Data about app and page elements
::::::::
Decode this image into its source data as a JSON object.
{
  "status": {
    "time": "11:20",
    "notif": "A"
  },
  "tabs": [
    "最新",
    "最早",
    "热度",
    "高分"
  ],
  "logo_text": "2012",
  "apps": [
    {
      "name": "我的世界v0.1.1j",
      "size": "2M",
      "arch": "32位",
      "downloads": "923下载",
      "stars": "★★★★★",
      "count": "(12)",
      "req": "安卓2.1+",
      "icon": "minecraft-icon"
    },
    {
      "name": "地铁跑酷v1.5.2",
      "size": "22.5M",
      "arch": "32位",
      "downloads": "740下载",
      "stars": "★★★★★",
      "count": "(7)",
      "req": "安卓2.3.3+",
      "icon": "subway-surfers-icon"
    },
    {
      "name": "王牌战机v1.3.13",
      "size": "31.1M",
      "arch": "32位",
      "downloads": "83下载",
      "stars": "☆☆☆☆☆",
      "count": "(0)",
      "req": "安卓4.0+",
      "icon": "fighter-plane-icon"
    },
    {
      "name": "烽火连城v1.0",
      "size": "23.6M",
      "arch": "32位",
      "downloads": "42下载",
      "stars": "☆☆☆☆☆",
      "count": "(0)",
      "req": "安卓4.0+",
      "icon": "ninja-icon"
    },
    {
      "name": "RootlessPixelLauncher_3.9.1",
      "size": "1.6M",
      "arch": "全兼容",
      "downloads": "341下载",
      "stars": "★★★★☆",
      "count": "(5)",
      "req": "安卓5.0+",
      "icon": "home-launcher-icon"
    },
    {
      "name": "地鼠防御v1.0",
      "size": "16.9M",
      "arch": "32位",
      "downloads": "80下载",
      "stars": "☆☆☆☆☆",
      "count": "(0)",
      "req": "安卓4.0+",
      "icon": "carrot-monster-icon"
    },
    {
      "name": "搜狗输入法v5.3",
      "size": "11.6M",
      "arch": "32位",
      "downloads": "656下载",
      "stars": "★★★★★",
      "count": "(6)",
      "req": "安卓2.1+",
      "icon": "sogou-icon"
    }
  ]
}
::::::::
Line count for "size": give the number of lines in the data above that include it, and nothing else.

◆ **EXERCISE OUTPUT**: 7